Since you’ve recently been diagnosed with osteoporosis, ask your doctor these questions at your next visit.
Are there ways to keep osteoporosis from worsening?
Can medications taken for other illnesses cause bone loss?
How can I prevent fractures?
How frequently should I have a bone density test?
How much calcium and vitamin D do I need every day, and how can I get enough of these nutrients?
How much exercise do I need to boost bone strength, and which exercises do you recommend?
"Women live longer, so they're more likely to get osteoporosis," says Paul Mystkowski, MD, an endocrinologist at Virginia Mason Medical Center in Seattle and clinical faculty member of the University of Washington in Seattle. And because men are generally more physically active over the course of their lives, he says, men are less likely to lose bone mass, since exercise has been shown to protect bone density.
But there's an even bigger difference with male osteoporosis.
"In general, osteoporosis in men is considered a symptom of something else," says Mystkowski, "whereas in older women, it's almost always postmenopausal."
And for many men, that "something" is hormonal.
Causes of Male Osteoporosis: Testosterone Deficiency
The most common cause of male osteoporosis is testosterone deficiency, says Mystkowski. "There's a clear consensus that when you're evaluating men with osteoporosis, you always evaluate for testosterone deficiency," he says.
For low-testosterone men, doctors may advise testosterone replacement to build bone mass. The dilemma is that science hasn't yet shown how much of the bone-building benefit is a direct testosterone effect -- or the result of turning testosterone into estrogen. "Probably the bulk of the benefit is the testosterone," Mystkowski says, "but it's important not to minimize the role of testosterone to estrogen conversion."
Men also need a small amount of estrogen, says Mystkowski. Estrogen preserves bone density -- in both men and women. In fact, all men normally convert testosterone to estrogen to build bone mass.
"If you look at men who lack an enzyme to make even small amounts of estrogen because they were genetically born that way," says Mystkowski, "they get osteoporosis. If you give them estrogen, their osteoporosis improves. So even though estrogen doesn't circulate in very high concentrations in men, it's a critical factor for bone health."
Causes of Male Osteoporosis: Low Calcium and Vitamin D
Bones continually grow over your lifetime, in a natural process called remodeling, with old bone cells sloughing off and new bone cells growing in to replace them. But to make new bone, your body needs plenty of calcium and vitamin D.

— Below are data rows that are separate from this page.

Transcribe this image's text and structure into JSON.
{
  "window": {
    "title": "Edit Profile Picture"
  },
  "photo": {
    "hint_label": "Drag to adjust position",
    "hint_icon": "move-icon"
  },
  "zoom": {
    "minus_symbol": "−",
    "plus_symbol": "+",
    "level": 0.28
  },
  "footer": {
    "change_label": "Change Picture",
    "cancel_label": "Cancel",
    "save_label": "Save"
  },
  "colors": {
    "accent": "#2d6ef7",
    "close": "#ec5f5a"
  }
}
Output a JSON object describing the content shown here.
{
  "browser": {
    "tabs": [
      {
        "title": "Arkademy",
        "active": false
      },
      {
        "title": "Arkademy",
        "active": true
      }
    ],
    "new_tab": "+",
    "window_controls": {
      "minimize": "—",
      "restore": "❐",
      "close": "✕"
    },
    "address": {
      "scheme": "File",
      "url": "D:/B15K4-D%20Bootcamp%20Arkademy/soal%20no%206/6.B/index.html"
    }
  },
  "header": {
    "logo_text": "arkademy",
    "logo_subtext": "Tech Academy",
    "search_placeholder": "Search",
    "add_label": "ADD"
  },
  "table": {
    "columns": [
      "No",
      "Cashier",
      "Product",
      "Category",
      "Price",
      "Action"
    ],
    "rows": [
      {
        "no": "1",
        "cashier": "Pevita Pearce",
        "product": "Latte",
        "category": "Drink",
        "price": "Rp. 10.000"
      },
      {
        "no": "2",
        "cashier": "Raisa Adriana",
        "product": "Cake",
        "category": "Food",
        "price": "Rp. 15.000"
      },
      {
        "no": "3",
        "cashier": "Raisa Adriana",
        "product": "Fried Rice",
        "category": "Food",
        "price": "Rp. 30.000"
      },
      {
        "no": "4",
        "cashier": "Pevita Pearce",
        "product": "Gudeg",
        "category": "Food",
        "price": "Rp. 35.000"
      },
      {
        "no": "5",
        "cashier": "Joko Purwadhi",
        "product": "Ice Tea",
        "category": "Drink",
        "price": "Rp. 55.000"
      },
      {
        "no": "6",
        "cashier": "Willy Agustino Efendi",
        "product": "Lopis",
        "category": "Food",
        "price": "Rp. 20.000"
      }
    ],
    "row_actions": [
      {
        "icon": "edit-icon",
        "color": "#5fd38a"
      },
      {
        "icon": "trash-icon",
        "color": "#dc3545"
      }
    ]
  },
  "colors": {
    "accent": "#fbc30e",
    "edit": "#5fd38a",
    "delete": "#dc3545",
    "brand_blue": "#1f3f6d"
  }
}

"It's a giant construction project," says Mystkowski. But without enough calcium and vitamin D, you can't build the scaffolding for new bone and replace bone density solidly with calcium and other minerals.